**WORK TO COMPLETE**. Lines in the entries below where the word "change" shows up should each be copied.

[Start of section]

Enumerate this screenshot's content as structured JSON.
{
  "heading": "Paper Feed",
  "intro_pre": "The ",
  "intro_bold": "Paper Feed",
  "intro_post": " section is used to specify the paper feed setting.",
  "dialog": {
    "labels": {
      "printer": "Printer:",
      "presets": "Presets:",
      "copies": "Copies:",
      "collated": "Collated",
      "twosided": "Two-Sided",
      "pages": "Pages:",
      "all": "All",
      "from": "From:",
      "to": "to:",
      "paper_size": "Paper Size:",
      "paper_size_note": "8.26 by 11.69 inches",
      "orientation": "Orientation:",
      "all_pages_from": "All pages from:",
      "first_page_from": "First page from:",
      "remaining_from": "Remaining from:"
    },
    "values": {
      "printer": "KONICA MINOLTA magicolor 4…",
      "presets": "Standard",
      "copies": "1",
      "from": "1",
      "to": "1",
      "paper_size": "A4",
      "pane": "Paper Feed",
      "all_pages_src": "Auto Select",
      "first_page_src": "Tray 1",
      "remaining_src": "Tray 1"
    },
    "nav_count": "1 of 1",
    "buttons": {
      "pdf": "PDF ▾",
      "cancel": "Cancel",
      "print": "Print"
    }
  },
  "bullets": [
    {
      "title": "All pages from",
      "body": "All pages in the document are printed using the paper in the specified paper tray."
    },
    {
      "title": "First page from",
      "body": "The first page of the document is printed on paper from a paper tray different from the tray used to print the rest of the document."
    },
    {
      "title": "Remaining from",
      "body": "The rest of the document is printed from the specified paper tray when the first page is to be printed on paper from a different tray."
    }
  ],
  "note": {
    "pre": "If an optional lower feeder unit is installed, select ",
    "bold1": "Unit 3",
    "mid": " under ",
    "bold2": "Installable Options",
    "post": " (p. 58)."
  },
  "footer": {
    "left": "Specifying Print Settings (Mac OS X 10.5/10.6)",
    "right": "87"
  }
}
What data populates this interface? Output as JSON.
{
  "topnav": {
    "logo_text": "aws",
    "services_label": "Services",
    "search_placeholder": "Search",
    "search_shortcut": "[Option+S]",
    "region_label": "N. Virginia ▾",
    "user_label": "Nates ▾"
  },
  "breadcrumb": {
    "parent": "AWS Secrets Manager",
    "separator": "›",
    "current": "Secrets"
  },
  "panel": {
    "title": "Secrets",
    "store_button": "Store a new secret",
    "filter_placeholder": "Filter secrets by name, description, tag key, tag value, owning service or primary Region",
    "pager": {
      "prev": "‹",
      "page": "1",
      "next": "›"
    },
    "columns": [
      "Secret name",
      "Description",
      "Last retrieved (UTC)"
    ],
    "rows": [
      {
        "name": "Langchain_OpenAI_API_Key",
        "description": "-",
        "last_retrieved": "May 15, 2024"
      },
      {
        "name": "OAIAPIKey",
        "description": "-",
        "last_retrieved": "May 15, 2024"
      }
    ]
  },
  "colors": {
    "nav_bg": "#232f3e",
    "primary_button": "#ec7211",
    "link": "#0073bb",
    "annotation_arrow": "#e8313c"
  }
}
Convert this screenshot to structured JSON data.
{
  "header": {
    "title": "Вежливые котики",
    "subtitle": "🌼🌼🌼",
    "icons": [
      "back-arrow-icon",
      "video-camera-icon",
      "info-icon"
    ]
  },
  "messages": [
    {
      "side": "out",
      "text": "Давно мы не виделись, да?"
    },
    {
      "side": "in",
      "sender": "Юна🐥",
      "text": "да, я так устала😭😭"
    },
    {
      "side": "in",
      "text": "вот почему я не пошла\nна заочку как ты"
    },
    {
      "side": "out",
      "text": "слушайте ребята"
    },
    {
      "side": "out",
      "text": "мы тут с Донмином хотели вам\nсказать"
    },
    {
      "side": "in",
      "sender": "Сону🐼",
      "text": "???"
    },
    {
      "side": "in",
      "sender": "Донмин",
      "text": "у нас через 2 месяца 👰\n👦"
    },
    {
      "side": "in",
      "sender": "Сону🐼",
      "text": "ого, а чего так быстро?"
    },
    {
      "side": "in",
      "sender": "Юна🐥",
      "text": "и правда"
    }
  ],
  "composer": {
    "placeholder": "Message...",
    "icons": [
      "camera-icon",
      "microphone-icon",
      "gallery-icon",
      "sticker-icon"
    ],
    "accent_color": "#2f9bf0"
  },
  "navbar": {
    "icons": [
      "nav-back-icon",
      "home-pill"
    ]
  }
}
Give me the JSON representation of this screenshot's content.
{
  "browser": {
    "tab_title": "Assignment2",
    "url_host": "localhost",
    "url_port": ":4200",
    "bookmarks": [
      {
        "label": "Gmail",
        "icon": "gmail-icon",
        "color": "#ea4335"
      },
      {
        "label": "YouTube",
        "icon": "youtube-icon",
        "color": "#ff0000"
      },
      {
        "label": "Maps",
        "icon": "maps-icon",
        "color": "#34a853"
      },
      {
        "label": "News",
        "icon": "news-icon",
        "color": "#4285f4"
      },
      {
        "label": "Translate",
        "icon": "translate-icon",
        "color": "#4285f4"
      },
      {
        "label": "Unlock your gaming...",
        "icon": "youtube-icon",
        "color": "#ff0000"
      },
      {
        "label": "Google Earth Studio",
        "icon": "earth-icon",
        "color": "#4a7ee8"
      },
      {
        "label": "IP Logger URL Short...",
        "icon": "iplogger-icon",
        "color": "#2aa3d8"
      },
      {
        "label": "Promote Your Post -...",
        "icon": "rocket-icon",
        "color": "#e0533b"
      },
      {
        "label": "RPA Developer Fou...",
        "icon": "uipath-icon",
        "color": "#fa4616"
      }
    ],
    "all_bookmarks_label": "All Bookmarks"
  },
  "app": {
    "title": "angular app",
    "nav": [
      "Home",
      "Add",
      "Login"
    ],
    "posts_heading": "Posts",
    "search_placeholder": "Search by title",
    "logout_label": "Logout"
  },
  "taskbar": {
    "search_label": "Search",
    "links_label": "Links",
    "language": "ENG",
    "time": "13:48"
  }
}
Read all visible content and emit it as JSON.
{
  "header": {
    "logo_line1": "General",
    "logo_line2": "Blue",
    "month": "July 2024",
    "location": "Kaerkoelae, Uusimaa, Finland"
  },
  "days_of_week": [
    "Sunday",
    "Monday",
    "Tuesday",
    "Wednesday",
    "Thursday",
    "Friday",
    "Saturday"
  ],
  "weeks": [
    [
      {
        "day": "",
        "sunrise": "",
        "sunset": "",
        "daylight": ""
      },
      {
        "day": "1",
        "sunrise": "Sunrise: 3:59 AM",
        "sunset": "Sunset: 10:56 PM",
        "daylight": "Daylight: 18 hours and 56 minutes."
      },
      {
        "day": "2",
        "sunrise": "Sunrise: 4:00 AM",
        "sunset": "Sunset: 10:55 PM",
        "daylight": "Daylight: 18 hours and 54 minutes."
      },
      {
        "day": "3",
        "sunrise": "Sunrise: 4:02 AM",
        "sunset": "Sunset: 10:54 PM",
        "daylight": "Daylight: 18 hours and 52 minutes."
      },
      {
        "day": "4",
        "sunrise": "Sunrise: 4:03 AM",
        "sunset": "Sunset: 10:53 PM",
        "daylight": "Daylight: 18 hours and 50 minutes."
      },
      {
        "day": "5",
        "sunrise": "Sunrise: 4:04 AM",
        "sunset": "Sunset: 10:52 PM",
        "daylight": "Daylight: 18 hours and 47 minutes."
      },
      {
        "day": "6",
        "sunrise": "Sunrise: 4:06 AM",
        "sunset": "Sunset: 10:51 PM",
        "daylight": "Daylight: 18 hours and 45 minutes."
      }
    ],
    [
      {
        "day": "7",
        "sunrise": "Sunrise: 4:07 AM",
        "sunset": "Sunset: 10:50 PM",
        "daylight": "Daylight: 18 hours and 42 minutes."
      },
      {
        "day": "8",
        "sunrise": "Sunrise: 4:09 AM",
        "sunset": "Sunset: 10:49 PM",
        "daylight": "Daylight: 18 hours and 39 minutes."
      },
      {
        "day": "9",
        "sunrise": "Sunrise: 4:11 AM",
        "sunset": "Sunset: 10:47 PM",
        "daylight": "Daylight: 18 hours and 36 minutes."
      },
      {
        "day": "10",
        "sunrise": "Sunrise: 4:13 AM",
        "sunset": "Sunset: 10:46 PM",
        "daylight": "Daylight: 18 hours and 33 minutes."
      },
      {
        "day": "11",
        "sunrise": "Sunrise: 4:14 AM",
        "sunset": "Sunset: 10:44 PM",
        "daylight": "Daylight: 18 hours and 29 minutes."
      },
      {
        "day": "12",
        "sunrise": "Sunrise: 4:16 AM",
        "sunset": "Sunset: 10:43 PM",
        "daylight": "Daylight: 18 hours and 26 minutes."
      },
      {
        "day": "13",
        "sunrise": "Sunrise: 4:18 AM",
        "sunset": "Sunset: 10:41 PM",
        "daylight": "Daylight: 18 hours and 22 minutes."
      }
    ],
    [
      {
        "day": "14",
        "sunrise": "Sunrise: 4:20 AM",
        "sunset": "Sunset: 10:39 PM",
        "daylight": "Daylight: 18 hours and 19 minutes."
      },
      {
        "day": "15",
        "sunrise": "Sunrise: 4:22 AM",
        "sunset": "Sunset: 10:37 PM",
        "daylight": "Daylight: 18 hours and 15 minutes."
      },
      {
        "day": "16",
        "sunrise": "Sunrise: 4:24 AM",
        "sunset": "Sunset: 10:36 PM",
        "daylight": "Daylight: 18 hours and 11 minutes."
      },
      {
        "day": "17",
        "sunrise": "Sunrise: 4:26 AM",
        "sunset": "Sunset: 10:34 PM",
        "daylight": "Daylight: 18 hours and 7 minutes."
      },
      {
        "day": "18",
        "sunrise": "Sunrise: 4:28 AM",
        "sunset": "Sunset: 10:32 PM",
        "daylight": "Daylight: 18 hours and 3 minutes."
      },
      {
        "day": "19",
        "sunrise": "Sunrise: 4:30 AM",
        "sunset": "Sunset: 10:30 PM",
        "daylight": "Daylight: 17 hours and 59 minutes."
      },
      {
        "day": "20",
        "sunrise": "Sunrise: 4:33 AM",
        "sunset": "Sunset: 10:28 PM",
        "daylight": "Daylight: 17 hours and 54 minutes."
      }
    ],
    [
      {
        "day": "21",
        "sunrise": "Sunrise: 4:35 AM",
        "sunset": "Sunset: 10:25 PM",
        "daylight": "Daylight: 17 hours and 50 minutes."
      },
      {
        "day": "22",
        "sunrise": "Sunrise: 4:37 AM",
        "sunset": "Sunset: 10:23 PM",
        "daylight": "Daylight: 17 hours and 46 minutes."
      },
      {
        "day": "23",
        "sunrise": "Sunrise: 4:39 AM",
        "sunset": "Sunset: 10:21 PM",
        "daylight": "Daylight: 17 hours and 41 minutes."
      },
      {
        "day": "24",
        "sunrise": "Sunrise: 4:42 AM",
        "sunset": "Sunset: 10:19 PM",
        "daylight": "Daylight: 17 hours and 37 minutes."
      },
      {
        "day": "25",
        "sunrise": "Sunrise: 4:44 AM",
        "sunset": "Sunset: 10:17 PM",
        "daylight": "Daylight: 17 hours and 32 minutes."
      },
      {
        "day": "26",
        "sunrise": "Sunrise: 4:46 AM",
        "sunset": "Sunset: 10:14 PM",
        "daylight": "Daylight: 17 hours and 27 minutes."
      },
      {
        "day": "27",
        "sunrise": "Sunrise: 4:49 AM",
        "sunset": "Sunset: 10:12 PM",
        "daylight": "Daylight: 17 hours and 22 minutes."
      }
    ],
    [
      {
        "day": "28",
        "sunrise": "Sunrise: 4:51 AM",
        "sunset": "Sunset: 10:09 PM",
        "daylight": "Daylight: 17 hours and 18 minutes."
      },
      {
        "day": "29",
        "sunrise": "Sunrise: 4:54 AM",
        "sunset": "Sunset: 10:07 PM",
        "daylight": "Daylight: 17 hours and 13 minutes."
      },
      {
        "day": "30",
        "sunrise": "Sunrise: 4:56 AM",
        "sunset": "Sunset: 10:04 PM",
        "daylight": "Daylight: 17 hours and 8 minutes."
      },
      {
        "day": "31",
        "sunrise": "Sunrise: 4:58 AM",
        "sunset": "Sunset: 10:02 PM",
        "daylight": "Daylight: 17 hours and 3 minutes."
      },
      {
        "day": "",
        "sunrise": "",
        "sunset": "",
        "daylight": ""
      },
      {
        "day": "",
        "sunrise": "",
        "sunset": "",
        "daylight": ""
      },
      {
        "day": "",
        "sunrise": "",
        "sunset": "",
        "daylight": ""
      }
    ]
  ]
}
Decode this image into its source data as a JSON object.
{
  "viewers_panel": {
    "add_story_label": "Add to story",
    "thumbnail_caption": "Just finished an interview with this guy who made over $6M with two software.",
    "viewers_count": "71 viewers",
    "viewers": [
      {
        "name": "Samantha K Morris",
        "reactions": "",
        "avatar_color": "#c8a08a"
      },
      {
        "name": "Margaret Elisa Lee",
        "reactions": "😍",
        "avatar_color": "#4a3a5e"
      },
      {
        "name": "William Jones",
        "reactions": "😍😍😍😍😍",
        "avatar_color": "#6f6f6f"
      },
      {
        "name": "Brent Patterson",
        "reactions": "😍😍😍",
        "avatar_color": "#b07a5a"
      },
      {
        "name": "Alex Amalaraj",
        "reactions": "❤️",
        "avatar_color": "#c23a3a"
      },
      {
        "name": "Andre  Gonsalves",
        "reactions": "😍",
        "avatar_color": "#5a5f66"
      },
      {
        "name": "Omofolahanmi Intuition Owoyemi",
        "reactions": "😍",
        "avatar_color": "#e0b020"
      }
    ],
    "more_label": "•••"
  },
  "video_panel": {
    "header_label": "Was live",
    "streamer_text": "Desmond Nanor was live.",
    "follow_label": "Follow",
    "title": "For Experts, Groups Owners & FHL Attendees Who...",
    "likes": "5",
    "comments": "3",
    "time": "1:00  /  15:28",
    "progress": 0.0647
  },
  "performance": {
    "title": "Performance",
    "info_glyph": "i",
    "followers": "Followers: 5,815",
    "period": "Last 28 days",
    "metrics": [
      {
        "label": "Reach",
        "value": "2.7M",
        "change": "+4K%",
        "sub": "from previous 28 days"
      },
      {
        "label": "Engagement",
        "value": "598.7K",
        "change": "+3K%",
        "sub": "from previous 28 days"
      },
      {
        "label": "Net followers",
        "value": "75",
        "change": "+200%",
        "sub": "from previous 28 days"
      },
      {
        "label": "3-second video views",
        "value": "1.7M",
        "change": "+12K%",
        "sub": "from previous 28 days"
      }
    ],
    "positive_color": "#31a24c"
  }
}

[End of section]

**THE COMPLETED TASK**.
        "change": "+4K%",
        "change": "+3K%",
        "change": "+200%",
        "change": "+12K%",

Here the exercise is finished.